The earlier “rival links” proposal was criticized by FairSearch.org and others as being little more than a symbolic gesture toward competition. It’s implied that Google has offered to make the “rival links” more prominent. However until these additional concessions are known we can’t determine the potential likelihood of settlement.
Unless the new settlement offer’s changes are truly significant it’s unlikely that Google’s competitors will accept them. Almunia apparently can accept the Google settlement proposal over the objections of third parties. He seems politically reluctant to do so however.
Almunia was instrumental in negotiating the initial settlement proposal with Google.
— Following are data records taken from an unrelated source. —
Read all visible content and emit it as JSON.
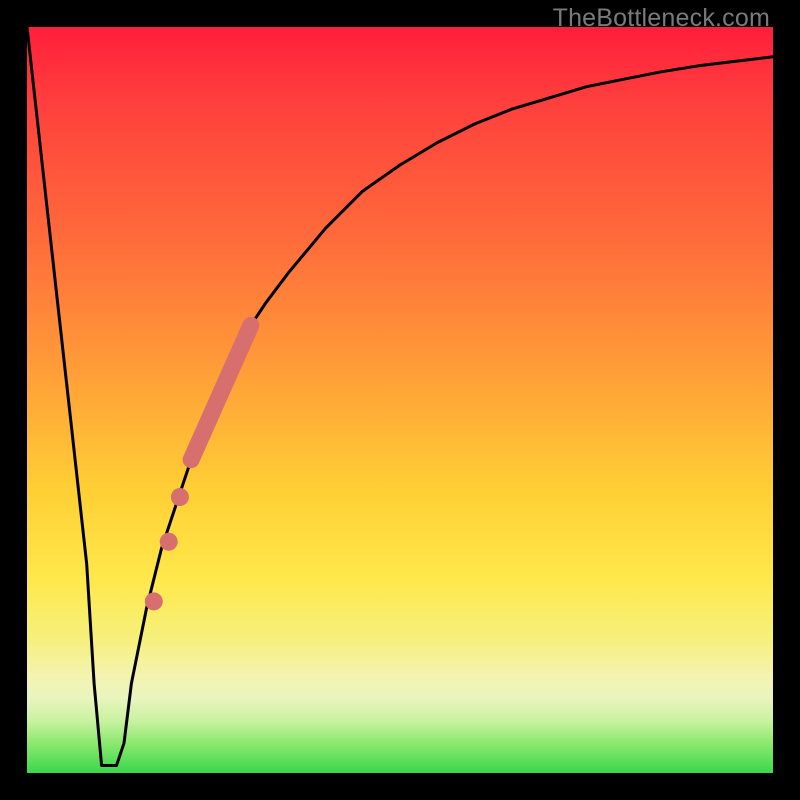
{
  "watermark": "TheBottleneck.com",
  "chart_data": {
    "type": "line",
    "title": "",
    "xlabel": "",
    "ylabel": "",
    "xlim": [
      0,
      100
    ],
    "ylim": [
      0,
      100
    ],
    "grid": false,
    "series": [
      {
        "name": "bottleneck-curve",
        "color": "#000000",
        "x": [
          0,
          2,
          4,
          6,
          8,
          9,
          10,
          11,
          12,
          13,
          14,
          16,
          18,
          20,
          22,
          24,
          26,
          28,
          30,
          32,
          35,
          40,
          45,
          50,
          55,
          60,
          65,
          70,
          75,
          80,
          85,
          90,
          95,
          100
        ],
        "y": [
          100,
          82,
          64,
          46,
          28,
          12,
          1,
          1,
          1,
          4,
          12,
          22,
          30,
          36,
          42,
          47,
          52,
          56,
          60,
          63,
          67,
          73,
          78,
          81.5,
          84.5,
          87,
          89,
          90.5,
          92,
          93,
          94,
          94.8,
          95.4,
          96
        ]
      }
    ],
    "highlights": [
      {
        "name": "thick-segment",
        "color": "#d76f6f",
        "shape": "thick-line",
        "x": [
          22,
          30
        ],
        "y": [
          42,
          60
        ]
      },
      {
        "name": "dot-1",
        "color": "#d76f6f",
        "shape": "circle",
        "x": 20.5,
        "y": 37
      },
      {
        "name": "dot-2",
        "color": "#d76f6f",
        "shape": "circle",
        "x": 19,
        "y": 31
      },
      {
        "name": "dot-3",
        "color": "#d76f6f",
        "shape": "circle",
        "x": 17,
        "y": 23
      }
    ]
  }
}
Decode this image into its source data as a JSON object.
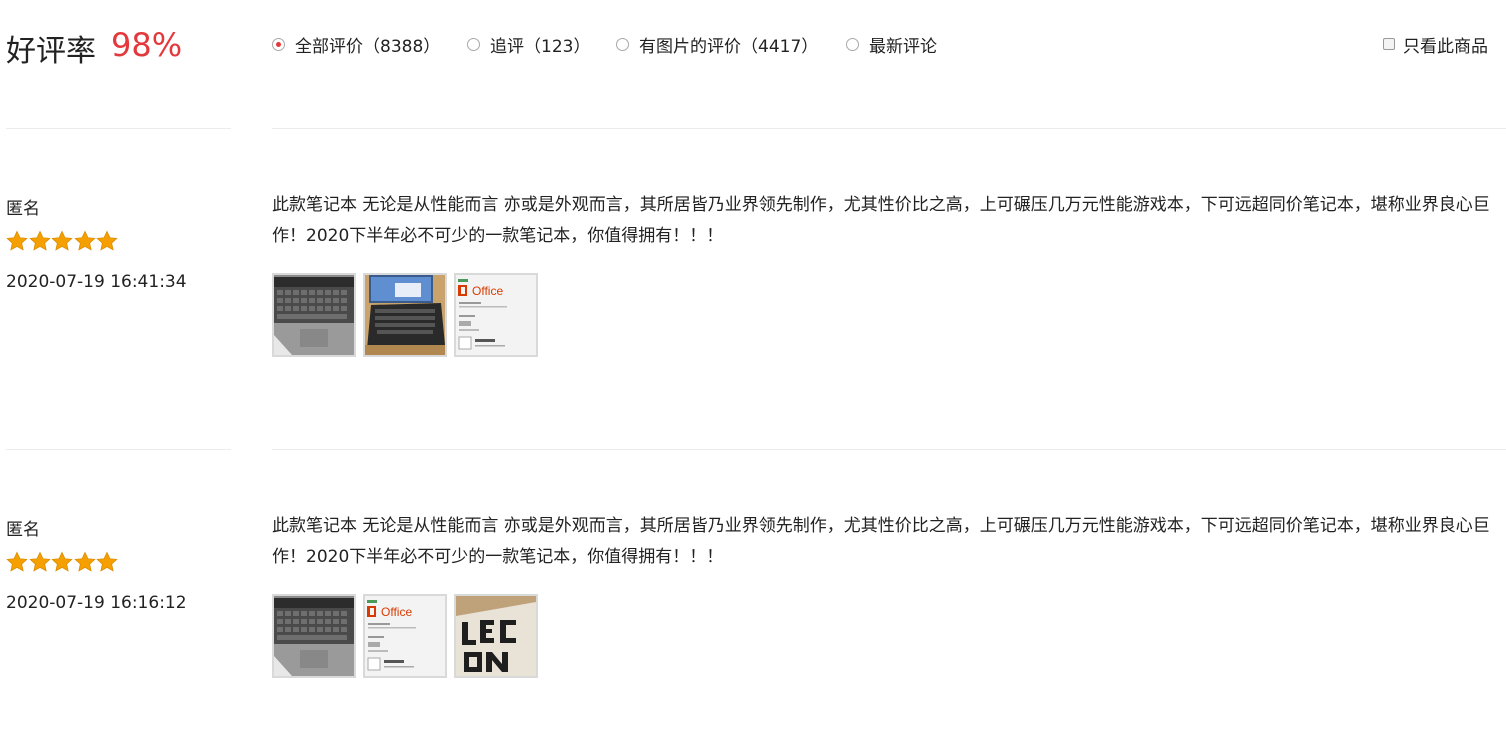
{
  "summary": {
    "title": "好评率",
    "rate": "98%",
    "rate_color": "#e4393c"
  },
  "filters": [
    {
      "label": "全部评价（8388）",
      "selected": true
    },
    {
      "label": "追评（123）",
      "selected": false
    },
    {
      "label": "有图片的评价（4417）",
      "selected": false
    },
    {
      "label": "最新评论",
      "selected": false
    }
  ],
  "only_this_product": {
    "label": "只看此商品",
    "checked": false
  },
  "reviews": [
    {
      "user": "匿名",
      "stars": 5,
      "time": "2020-07-19 16:41:34",
      "text": "此款笔记本 无论是从性能而言 亦或是外观而言，其所居皆乃业界领先制作，尤其性价比之高，上可碾压几万元性能游戏本，下可远超同价笔记本，堪称业界良心巨作！2020下半年必不可少的一款笔记本，你值得拥有！！！",
      "images": [
        {
          "icon": "laptop-keyboard-photo",
          "office": ""
        },
        {
          "icon": "laptop-screen-photo",
          "office": ""
        },
        {
          "icon": "office-card-photo",
          "office": "Office"
        }
      ]
    },
    {
      "user": "匿名",
      "stars": 5,
      "time": "2020-07-19 16:16:12",
      "text": "此款笔记本 无论是从性能而言 亦或是外观而言，其所居皆乃业界领先制作，尤其性价比之高，上可碾压几万元性能游戏本，下可远超同价笔记本，堪称业界良心巨作！2020下半年必不可少的一款笔记本，你值得拥有！！！",
      "images": [
        {
          "icon": "laptop-keyboard-photo",
          "office": ""
        },
        {
          "icon": "office-card-photo",
          "office": "Office"
        },
        {
          "icon": "legion-box-photo",
          "office": ""
        }
      ]
    }
  ],
  "colors": {
    "star": "#f5a000",
    "divider": "#ececec"
  }
}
Then he appeared to be somewhat surprised and taken aback by the degree of opposition from “the market.”
On the other side of the Atlantic, in yet another antitrust review, it now appears that the US Federal Trade Commission is unlikely to oppose Google’s billion dollar acquisition of social mapping provider Waze.
Postscript: The following is a statement from FairSearch.org, attributed to thomas Vinje, Legal Counsel and Spokesman for FairSearch Europe, in response to the report above:
“Until we have seen the details of Google’s proposed remedies, it would be irresponsible to comment on their content and potential for correcting the anti-competitive behaviour identified by the European Commission in May 2012.
“However, for FairSearch Europe it is essential that the remedies install the principle of non-discrimination so that Google applies the same rules to its own services as it does to others when it returns and displays search results.
“FairSearch Europe also looks forward to a deep and broad market test among complainants and key stakeholders as the only way to test the effectiveness of the proposed remedies to restore competition in the online search market.”
Postscript 2: The Guardian is claiming that one of the new concessions is that Google will introduce logos beside the links to alternative content sources.